Overcoming a Nerve Disorder?
My husband was diagnosed last year with transverse myelitis. He has been prescribed only painkillers and sleeping pills. He is seeing an acupuncturist and trying some alternative therapies. What would you recommend?
Andrew Weil, M.D. | November 23, 2007
Transverse myelitis is a neurological disorder resulting from inflammation affecting both sides of one section of the spinal cord. Symptoms include a loss of spinal cord function that begins suddenly and progresses over several hours or comes on over a matter of weeks. Often the first sign is sudden lower back pain, followed by muscle weakness in the arms and legs and burning, prickling or tingling in the legs. This can escalate quickly to more severe symptoms including impaired bowel and bladder function and paralysis.
No one knows for sure what causes this disorder. The inflammation may be set off by a viral infection such as shingles, an abnormal immune system reaction, or insufficient blood flow to the spinal cord. Some cases occur as a complication of measles, syphilis, or Lyme disease, and some patients have other autoimmune disorders, suggesting that transverse myelitis may be autoimmune in nature.
Unfortunately, there’s no cure. Treatment usually begins with steroids to suppress inflammation and abnormal immune activity. Later, the emphasis switches to keeping the body functioning in hopes that the nervous system will recover. About one-third of all those affected recover fully or with few after-effects. Another third may be left with some deficits. The rest do not recover at all and will remain bedridden or confined to a wheelchair.

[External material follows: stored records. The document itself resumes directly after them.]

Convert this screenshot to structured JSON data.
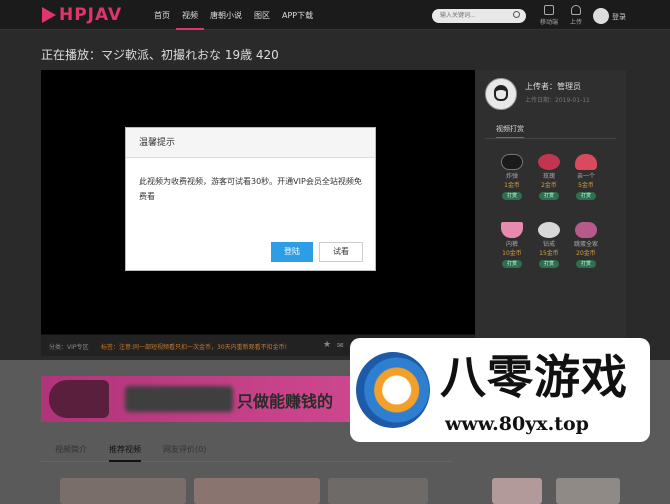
{
  "header": {
    "logo": "HPJAV",
    "nav": [
      "首页",
      "视频",
      "唐朝小说",
      "图区",
      "APP下载"
    ],
    "search_placeholder": "输入关键词...",
    "mobile_label": "移动端",
    "upload_label": "上传",
    "login_label": "登录"
  },
  "player": {
    "title": "正在播放：マジ軟派、初撮れおな 19歳 420",
    "category": "分类：VIP专区",
    "notice": "标签：注意:同一部短视频看只扣一次金币，30天内重新观看不扣金币!"
  },
  "uploader": {
    "name": "上传者：管理员",
    "date": "上传日期：2019-01-11"
  },
  "tips": {
    "header": "视频打赏",
    "button_label": "打赏",
    "gifts": [
      {
        "name": "炸弹",
        "price": "1金币"
      },
      {
        "name": "玫瑰",
        "price": "2金币"
      },
      {
        "name": "亲一个",
        "price": "5金币"
      },
      {
        "name": "内裤",
        "price": "10金币"
      },
      {
        "name": "钻戒",
        "price": "15金币"
      },
      {
        "name": "跳蛋全家",
        "price": "20金币"
      }
    ]
  },
  "modal": {
    "title": "温馨提示",
    "message": "此视频为收费视频，游客可试看30秒。开通VIP会员全站视频免费看",
    "login_button": "登陆",
    "trial_button": "试看"
  },
  "banner": {
    "text": "只做能赚钱的"
  },
  "tabs": [
    "视频简介",
    "推荐视频",
    "网友评价(0)"
  ],
  "watermark": {
    "name": "八零游戏",
    "url": "www.80yx.top"
  },
  "colors": {
    "brand": "#e0356a",
    "primary_button": "#2d9ee6",
    "tip_button": "#2f6f4f",
    "price": "#d8a13a"
  }
}
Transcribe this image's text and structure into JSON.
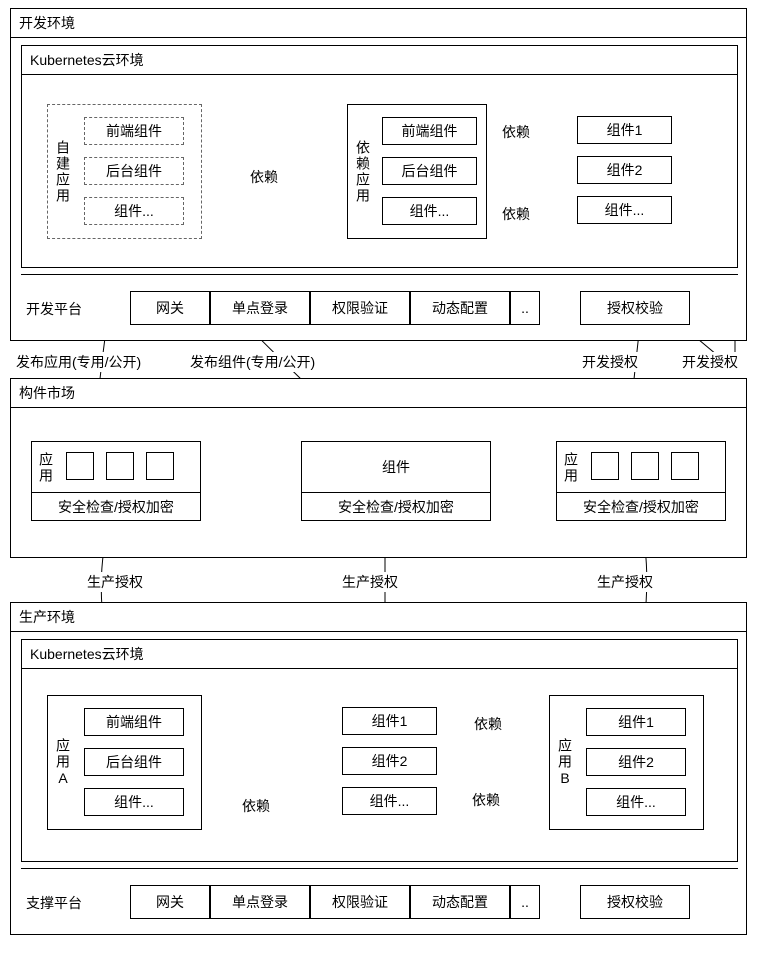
{
  "dev_env": {
    "title": "开发环境",
    "k8s_title": "Kubernetes云环境",
    "self_app": {
      "label": "自建应用",
      "items": [
        "前端组件",
        "后台组件",
        "组件..."
      ]
    },
    "dep_app": {
      "label": "依赖应用",
      "items": [
        "前端组件",
        "后台组件",
        "组件..."
      ]
    },
    "dep_right": {
      "items": [
        "组件1",
        "组件2",
        "组件..."
      ]
    },
    "dep_edge_label": "依赖",
    "platform_label": "开发平台",
    "platform_items": [
      "网关",
      "单点登录",
      "权限验证",
      "动态配置",
      "..",
      "授权校验"
    ]
  },
  "market": {
    "title": "构件市场",
    "app_left_label": "应用",
    "component_label": "组件",
    "app_right_label": "应用",
    "security_label": "安全检查/授权加密",
    "publish_app_label": "发布应用(专用/公开)",
    "publish_comp_label": "发布组件(专用/公开)",
    "dev_auth_label": "开发授权",
    "prod_auth_label": "生产授权"
  },
  "prod_env": {
    "title": "生产环境",
    "k8s_title": "Kubernetes云环境",
    "app_a": {
      "label": "应用A",
      "items": [
        "前端组件",
        "后台组件",
        "组件..."
      ]
    },
    "middle": {
      "items": [
        "组件1",
        "组件2",
        "组件..."
      ]
    },
    "app_b": {
      "label": "应用B",
      "items": [
        "组件1",
        "组件2",
        "组件..."
      ]
    },
    "dep_edge_label": "依赖",
    "platform_label": "支撑平台",
    "platform_items": [
      "网关",
      "单点登录",
      "权限验证",
      "动态配置",
      "..",
      "授权校验"
    ]
  }
}
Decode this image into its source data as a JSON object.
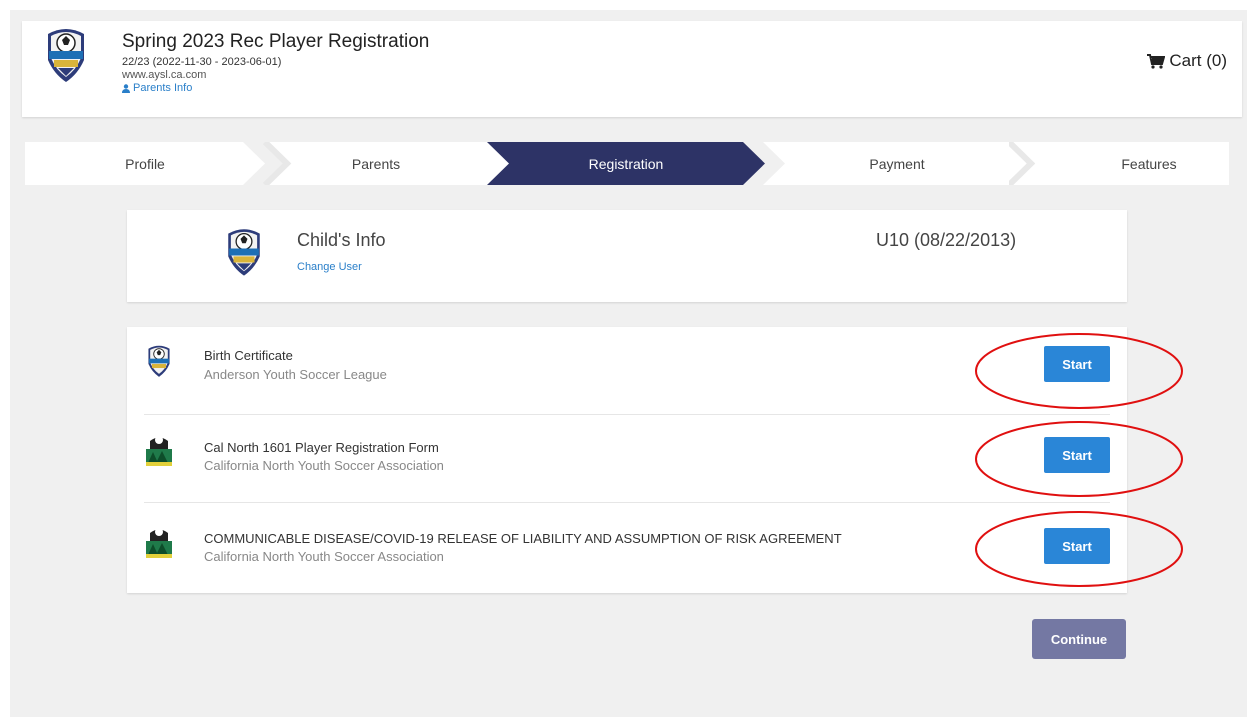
{
  "header": {
    "title": "Spring 2023 Rec Player Registration",
    "season": "22/23 (2022-11-30 - 2023-06-01)",
    "website": "www.aysl.ca.com",
    "parents_info": "Parents Info",
    "cart": "Cart (0)"
  },
  "stepper": {
    "steps": [
      "Profile",
      "Parents",
      "Registration",
      "Payment",
      "Features"
    ],
    "active": "Registration",
    "active_color": "#2d3366"
  },
  "child": {
    "title": "Child's Info",
    "change_user": "Change User",
    "age_group": "U10 (08/22/2013)"
  },
  "forms": [
    {
      "name": "Birth Certificate",
      "org": "Anderson Youth Soccer League",
      "icon": "league-shield-icon",
      "button": "Start"
    },
    {
      "name": "Cal North 1601 Player Registration Form",
      "org": "California North Youth Soccer Association",
      "icon": "cal-north-icon",
      "button": "Start"
    },
    {
      "name": "COMMUNICABLE DISEASE/COVID-19 RELEASE OF LIABILITY AND ASSUMPTION OF RISK AGREEMENT",
      "org": "California North Youth Soccer Association",
      "icon": "cal-north-icon",
      "button": "Start"
    }
  ],
  "continue_label": "Continue",
  "colors": {
    "accent": "#2a86d7",
    "link": "#2a7fc9",
    "continue": "#7478a3",
    "annotation": "#e01010"
  }
}
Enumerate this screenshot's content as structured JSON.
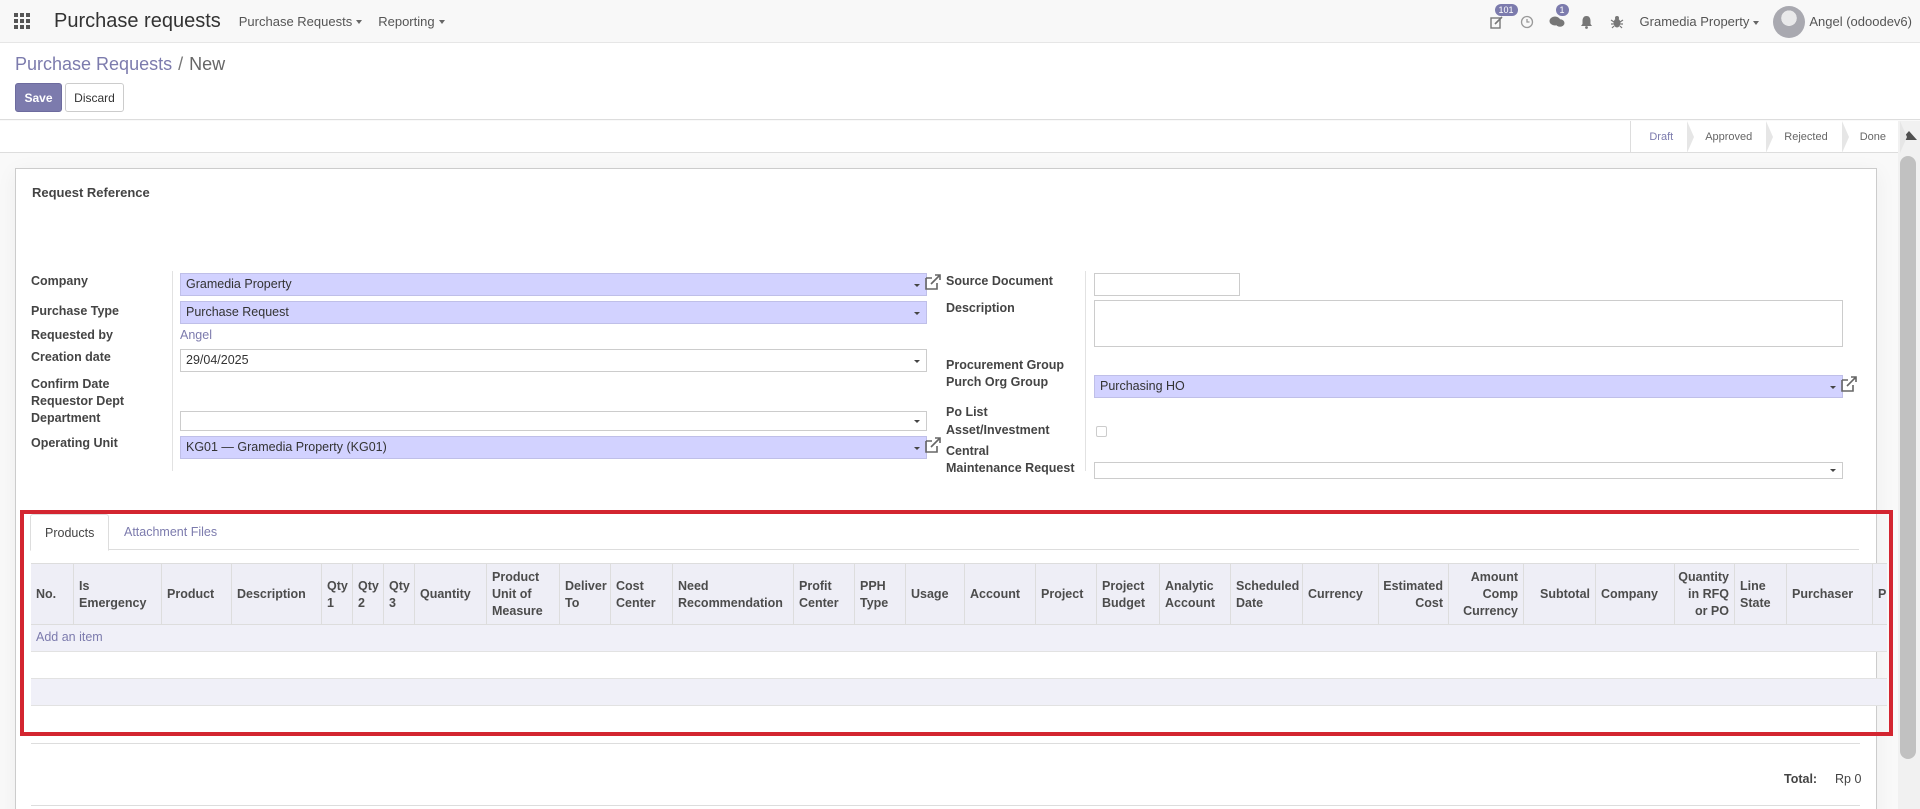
{
  "navbar": {
    "app_title": "Purchase requests",
    "menus": [
      "Purchase Requests",
      "Reporting"
    ],
    "activity_badge": "101",
    "messages_badge": "1",
    "company": "Gramedia Property",
    "user": "Angel (odoodev6)"
  },
  "control_panel": {
    "breadcrumb_parent": "Purchase Requests",
    "breadcrumb_separator": "/",
    "breadcrumb_current": "New",
    "save_label": "Save",
    "discard_label": "Discard"
  },
  "statusbar": {
    "stages": [
      "Draft",
      "Approved",
      "Rejected",
      "Done"
    ],
    "active_stage": "Draft"
  },
  "form": {
    "ref_label": "Request Reference",
    "left": {
      "company_label": "Company",
      "company_value": "Gramedia Property",
      "purchase_type_label": "Purchase Type",
      "purchase_type_value": "Purchase Request",
      "requested_by_label": "Requested by",
      "requested_by_value": "Angel",
      "creation_date_label": "Creation date",
      "creation_date_value": "29/04/2025",
      "confirm_date_label": "Confirm Date",
      "requestor_dept_label": "Requestor Dept",
      "department_label": "Department",
      "department_value": "",
      "operating_unit_label": "Operating Unit",
      "operating_unit_value": "KG01 — Gramedia Property (KG01)"
    },
    "right": {
      "source_document_label": "Source Document",
      "source_document_value": "",
      "description_label": "Description",
      "description_value": "",
      "procurement_group_label": "Procurement Group",
      "purch_org_group_label": "Purch Org Group",
      "purch_org_group_value": "Purchasing HO",
      "po_list_label": "Po List",
      "asset_investment_label": "Asset/Investment",
      "central_label": "Central",
      "maintenance_request_label": "Maintenance Request",
      "maintenance_request_value": ""
    }
  },
  "tabs": [
    "Products",
    "Attachment Files"
  ],
  "table": {
    "columns": [
      "No.",
      "Is Emergency",
      "Product",
      "Description",
      "Qty 1",
      "Qty 2",
      "Qty 3",
      "Quantity",
      "Product Unit of Measure",
      "Deliver To",
      "Cost Center",
      "Need Recommendation",
      "Profit Center",
      "PPH Type",
      "Usage",
      "Account",
      "Project",
      "Project Budget",
      "Analytic Account",
      "Scheduled Date",
      "Currency",
      "Estimated Cost",
      "Amount Comp Currency",
      "Subtotal",
      "Company",
      "Quantity in RFQ or PO",
      "Line State",
      "Purchaser",
      "P S"
    ],
    "add_item": "Add an item"
  },
  "totals": {
    "label": "Total:",
    "value": "Rp 0"
  },
  "colors": {
    "primary": "#7c7bad",
    "required_field": "#d2d2ff",
    "highlight": "#d32530"
  }
}
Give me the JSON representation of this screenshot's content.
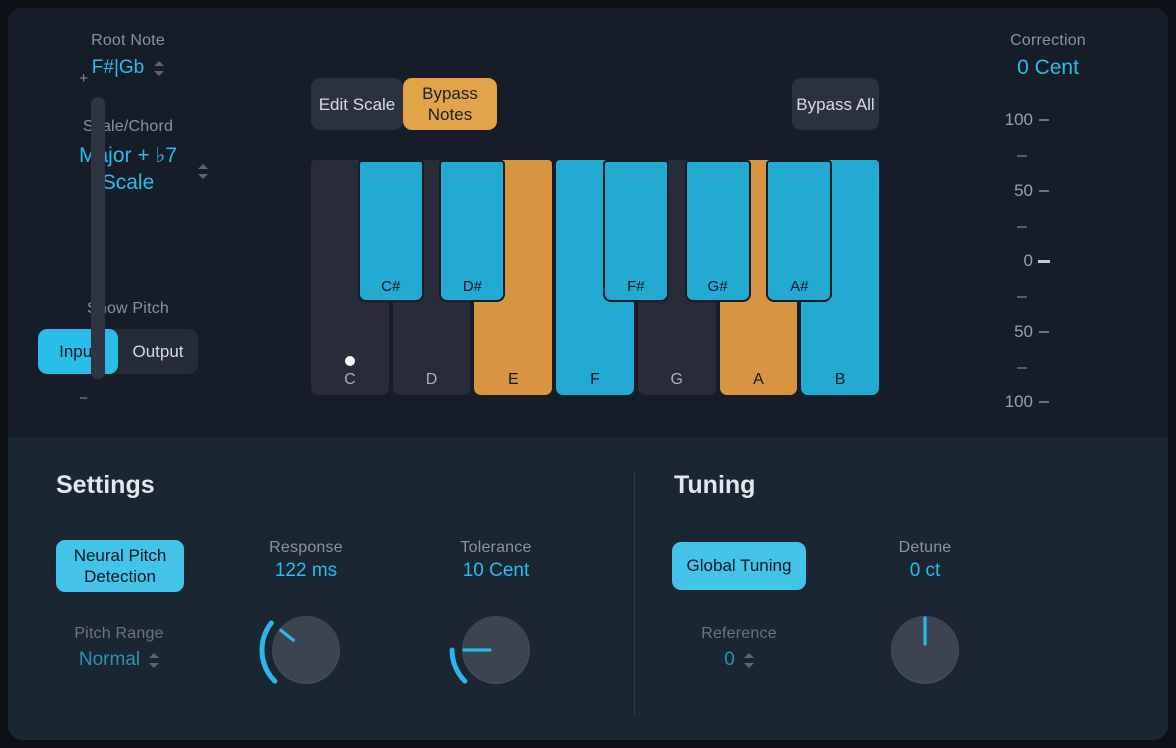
{
  "root_note": {
    "label": "Root Note",
    "value": "F#|Gb",
    "chevron_icon": "chevron-updown-icon"
  },
  "scale_chord": {
    "label": "Scale/Chord",
    "value_line1": "Major + ♭7",
    "value_line2": "Scale",
    "chevron_icon": "chevron-updown-icon"
  },
  "show_pitch": {
    "label": "Show Pitch",
    "input": "Input",
    "output": "Output",
    "selected": "Input"
  },
  "buttons": {
    "edit_scale": "Edit Scale",
    "bypass_notes": "Bypass Notes",
    "bypass_all": "Bypass All",
    "bypass_notes_active": true,
    "accent_orange": "#e2a349",
    "accent_blue": "#43c3e8"
  },
  "keyboard": {
    "white_keys": [
      {
        "label": "C",
        "state": "off",
        "dot": true
      },
      {
        "label": "D",
        "state": "off",
        "dot": false
      },
      {
        "label": "E",
        "state": "bypass",
        "dot": false
      },
      {
        "label": "F",
        "state": "in-scale",
        "dot": false
      },
      {
        "label": "G",
        "state": "off",
        "dot": false
      },
      {
        "label": "A",
        "state": "bypass",
        "dot": false
      },
      {
        "label": "B",
        "state": "in-scale",
        "dot": false
      }
    ],
    "black_keys": [
      {
        "label": "C#",
        "state": "in-scale"
      },
      {
        "label": "D#",
        "state": "in-scale"
      },
      {
        "label": "F#",
        "state": "in-scale"
      },
      {
        "label": "G#",
        "state": "in-scale"
      },
      {
        "label": "A#",
        "state": "in-scale"
      }
    ],
    "colors": {
      "in_scale": "#22aad2",
      "bypass": "#d79541",
      "off": "#272c38"
    }
  },
  "correction": {
    "label": "Correction",
    "value": "0 Cent",
    "plus_sign": "+",
    "minus_sign": "−",
    "ticks": [
      "100",
      "50",
      "0",
      "50",
      "100"
    ]
  },
  "settings": {
    "title": "Settings",
    "neural_pitch_detection": "Neural Pitch Detection",
    "pitch_range": {
      "label": "Pitch Range",
      "value": "Normal",
      "chevron_icon": "chevron-updown-icon"
    },
    "response": {
      "label": "Response",
      "value": "122 ms"
    },
    "tolerance": {
      "label": "Tolerance",
      "value": "10 Cent"
    }
  },
  "tuning": {
    "title": "Tuning",
    "global_tuning": "Global Tuning",
    "reference": {
      "label": "Reference",
      "value": "0",
      "chevron_icon": "chevron-updown-icon"
    },
    "detune": {
      "label": "Detune",
      "value": "0 ct"
    }
  }
}
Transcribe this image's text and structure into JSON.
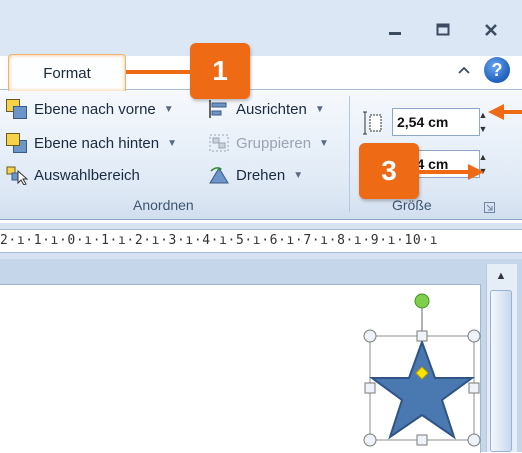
{
  "window": {
    "minimize_icon": "minimize-icon",
    "restore_icon": "restore-icon",
    "close_icon": "close-icon",
    "help_label": "?",
    "collapse_icon": "chevron-up-icon"
  },
  "tabs": {
    "format_label": "Format"
  },
  "ribbon": {
    "arrange": {
      "bring_forward": "Ebene nach vorne",
      "send_backward": "Ebene nach hinten",
      "selection_pane": "Auswahlbereich",
      "align": "Ausrichten",
      "group": "Gruppieren",
      "rotate": "Drehen",
      "group_label": "Anordnen"
    },
    "size": {
      "height_value": "2,54  cm",
      "width_value": "2,54  cm",
      "group_label": "Größe"
    }
  },
  "ruler": {
    "text": "2·ı·1·ı·0·ı·1·ı·2·ı·3·ı·4·ı·5·ı·6·ı·7·ı·8·ı·9·ı·10·ı"
  },
  "callouts": [
    {
      "label": "1"
    },
    {
      "label": "3"
    }
  ],
  "colors": {
    "accent_orange": "#ee6a14",
    "star_fill": "#4a78b0",
    "rotation_handle": "#7ed04b",
    "adjust_handle": "#ffe600"
  }
}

In addition to conventional treatment, I suggest consulting a practitioner of traditional Chinese medicine, not just for acupuncture but for herbal therapies, as well. I would also try mind/body approaches such as hypnosis or guided imagery. To deal with any residual musculoskeletal problems, try the Feldenkrais Method, a type of body work that can increase ease and range of motion, and improve flexibility and coordination. Learn more at www.feldenkrais.com. Since transverse myelitis may be auto-immune in nature, follow my anti-inflammatory diet and take the measures below:
- Decrease protein intake toward 10 percent of daily calories; replace animal protein as much as possible with plant protein.
- Eliminate cow’s milk and milk products; substitute other calcium sources.
- Eat more fruits and vegetables regularly – organically grown if possible.
- Eliminate polyunsaturated vegetable oils, margarine, vegetable shortening, all partially hydrogenated oils, and all foods that might contain trans-fatty acids. Use extra-virgin olive oil as your main fat.
- Increase your intake of omega-3 fatty acids.
- Take ginger (start with one capsule twice a day).
Andrew Weil, M.D.